Try it:
Every line of the records that holds the word "heading" should be copied out.

[Source material — start]

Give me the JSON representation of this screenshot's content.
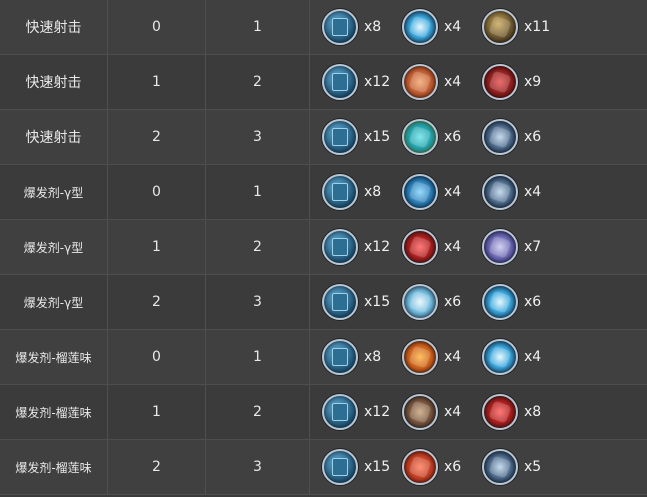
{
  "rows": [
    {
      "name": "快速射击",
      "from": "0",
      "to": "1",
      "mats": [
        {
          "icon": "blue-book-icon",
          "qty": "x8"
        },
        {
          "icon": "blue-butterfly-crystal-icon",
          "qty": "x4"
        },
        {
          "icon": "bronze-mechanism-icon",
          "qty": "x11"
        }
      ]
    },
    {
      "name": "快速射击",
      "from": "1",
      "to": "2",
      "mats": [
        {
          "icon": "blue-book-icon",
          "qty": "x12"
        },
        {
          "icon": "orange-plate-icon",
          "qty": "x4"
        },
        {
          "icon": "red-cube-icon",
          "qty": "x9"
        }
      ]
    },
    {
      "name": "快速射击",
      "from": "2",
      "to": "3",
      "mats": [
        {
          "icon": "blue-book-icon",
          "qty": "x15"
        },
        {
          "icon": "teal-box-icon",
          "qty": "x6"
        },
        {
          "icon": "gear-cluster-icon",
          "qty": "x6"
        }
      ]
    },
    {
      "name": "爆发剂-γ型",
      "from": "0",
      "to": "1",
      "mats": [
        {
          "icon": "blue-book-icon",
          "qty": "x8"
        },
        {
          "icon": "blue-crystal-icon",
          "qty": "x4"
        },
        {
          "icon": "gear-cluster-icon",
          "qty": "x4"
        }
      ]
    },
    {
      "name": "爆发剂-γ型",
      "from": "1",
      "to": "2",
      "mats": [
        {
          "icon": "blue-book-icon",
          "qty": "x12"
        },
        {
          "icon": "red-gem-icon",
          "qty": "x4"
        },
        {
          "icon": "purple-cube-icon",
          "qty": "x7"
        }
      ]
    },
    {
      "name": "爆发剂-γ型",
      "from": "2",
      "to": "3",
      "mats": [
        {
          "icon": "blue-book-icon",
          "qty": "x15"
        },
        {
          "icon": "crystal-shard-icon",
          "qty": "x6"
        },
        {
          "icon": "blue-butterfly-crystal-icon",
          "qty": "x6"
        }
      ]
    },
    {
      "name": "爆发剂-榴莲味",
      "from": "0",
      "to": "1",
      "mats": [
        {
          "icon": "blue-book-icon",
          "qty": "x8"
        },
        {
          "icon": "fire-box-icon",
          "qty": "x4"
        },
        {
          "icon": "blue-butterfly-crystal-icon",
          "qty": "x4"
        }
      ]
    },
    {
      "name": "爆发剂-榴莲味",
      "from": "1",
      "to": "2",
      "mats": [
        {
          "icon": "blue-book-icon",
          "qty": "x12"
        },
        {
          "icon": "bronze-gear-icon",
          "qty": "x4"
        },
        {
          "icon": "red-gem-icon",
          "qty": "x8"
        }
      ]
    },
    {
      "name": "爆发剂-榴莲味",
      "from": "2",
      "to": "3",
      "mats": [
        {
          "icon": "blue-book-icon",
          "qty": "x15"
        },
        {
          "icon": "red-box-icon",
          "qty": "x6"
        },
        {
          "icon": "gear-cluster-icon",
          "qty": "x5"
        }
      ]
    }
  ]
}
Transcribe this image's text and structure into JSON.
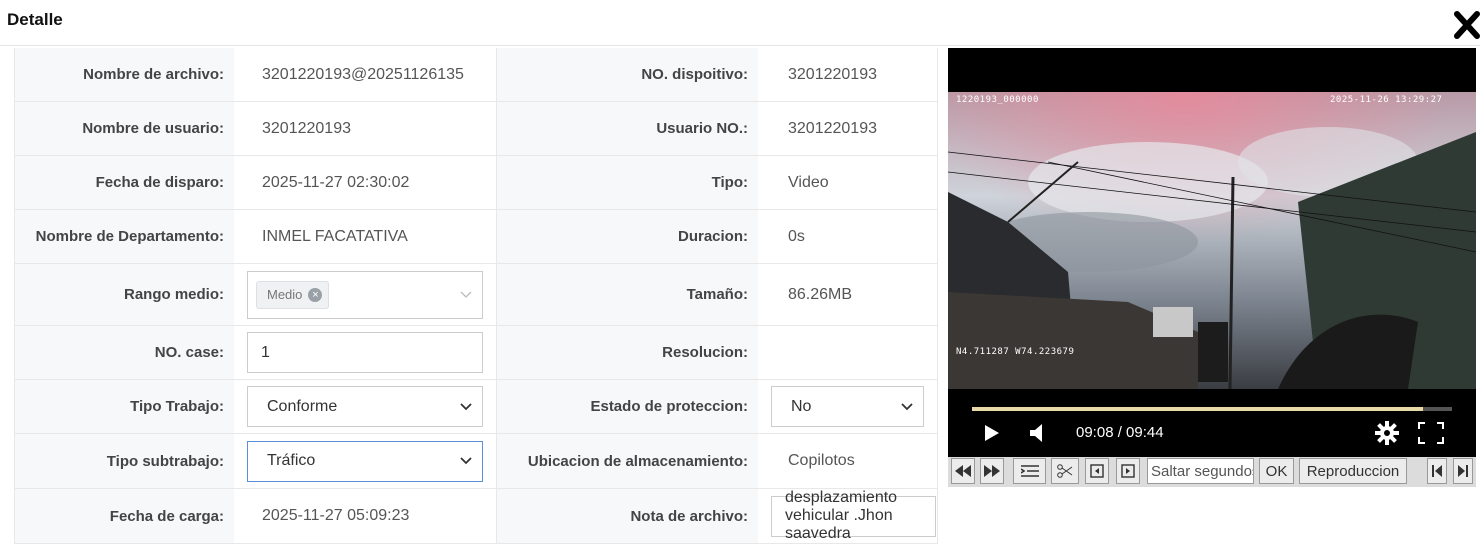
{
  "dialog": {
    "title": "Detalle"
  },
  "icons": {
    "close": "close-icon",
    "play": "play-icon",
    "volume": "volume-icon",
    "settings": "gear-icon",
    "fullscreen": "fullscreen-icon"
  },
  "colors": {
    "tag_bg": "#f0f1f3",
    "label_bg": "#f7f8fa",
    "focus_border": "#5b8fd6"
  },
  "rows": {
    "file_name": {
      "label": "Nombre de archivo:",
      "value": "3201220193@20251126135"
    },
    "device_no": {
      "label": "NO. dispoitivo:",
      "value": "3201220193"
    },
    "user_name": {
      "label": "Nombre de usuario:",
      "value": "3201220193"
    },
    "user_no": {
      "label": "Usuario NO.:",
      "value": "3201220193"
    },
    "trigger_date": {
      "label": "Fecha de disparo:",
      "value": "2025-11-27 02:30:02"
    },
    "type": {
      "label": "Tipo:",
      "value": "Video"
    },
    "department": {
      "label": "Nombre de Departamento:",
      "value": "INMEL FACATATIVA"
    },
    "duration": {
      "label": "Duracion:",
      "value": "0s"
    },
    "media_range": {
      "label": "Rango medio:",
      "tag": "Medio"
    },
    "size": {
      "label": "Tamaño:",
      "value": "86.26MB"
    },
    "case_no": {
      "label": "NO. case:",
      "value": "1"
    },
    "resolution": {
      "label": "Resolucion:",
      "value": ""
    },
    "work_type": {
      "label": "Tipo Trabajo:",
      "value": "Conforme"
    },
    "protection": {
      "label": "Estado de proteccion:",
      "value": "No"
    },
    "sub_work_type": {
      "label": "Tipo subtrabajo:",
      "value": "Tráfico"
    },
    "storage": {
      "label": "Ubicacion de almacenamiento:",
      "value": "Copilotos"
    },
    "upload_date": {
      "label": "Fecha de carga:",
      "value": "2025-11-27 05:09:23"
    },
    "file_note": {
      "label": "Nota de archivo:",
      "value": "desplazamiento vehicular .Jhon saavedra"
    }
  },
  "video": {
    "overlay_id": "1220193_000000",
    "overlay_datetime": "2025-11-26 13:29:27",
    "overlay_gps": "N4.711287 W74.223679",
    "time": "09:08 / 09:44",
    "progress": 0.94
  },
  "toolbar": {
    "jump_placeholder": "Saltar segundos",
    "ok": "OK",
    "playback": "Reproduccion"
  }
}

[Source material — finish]
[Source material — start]

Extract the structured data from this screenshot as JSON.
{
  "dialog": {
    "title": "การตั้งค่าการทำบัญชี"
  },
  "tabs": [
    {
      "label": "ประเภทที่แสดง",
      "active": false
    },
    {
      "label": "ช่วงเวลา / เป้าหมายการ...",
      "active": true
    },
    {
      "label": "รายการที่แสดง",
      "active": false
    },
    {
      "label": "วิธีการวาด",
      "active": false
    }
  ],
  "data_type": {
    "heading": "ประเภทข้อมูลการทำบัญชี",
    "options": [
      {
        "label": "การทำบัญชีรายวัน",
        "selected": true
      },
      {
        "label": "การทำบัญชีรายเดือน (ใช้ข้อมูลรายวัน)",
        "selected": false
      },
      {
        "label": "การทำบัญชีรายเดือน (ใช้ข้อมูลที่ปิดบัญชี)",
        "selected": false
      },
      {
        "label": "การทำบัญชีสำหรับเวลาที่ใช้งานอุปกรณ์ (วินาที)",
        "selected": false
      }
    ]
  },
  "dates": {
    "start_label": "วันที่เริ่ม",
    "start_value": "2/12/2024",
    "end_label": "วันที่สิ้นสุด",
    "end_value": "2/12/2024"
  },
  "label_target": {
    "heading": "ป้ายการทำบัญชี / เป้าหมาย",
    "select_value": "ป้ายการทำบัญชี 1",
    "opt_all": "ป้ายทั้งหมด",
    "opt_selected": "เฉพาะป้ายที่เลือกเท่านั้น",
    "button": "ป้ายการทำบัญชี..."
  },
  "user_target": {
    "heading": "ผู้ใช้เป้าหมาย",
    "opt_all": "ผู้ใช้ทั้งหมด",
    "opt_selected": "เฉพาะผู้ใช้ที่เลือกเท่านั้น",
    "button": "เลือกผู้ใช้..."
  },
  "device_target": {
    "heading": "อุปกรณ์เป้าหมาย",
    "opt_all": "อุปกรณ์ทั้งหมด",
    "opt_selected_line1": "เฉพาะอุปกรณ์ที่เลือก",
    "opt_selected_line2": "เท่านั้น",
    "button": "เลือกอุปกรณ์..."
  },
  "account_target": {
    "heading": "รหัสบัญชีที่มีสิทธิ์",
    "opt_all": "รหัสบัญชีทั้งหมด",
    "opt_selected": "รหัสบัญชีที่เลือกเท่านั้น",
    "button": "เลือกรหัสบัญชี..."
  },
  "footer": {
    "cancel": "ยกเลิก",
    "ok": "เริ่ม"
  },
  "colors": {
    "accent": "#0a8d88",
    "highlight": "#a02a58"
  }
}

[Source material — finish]

Answer to this problem:
    "heading": "ประเภทข้อมูลการทำบัญชี",
    "heading": "ป้ายการทำบัญชี / เป้าหมาย",
    "heading": "ผู้ใช้เป้าหมาย",
    "heading": "อุปกรณ์เป้าหมาย",
    "heading": "รหัสบัญชีที่มีสิทธิ์",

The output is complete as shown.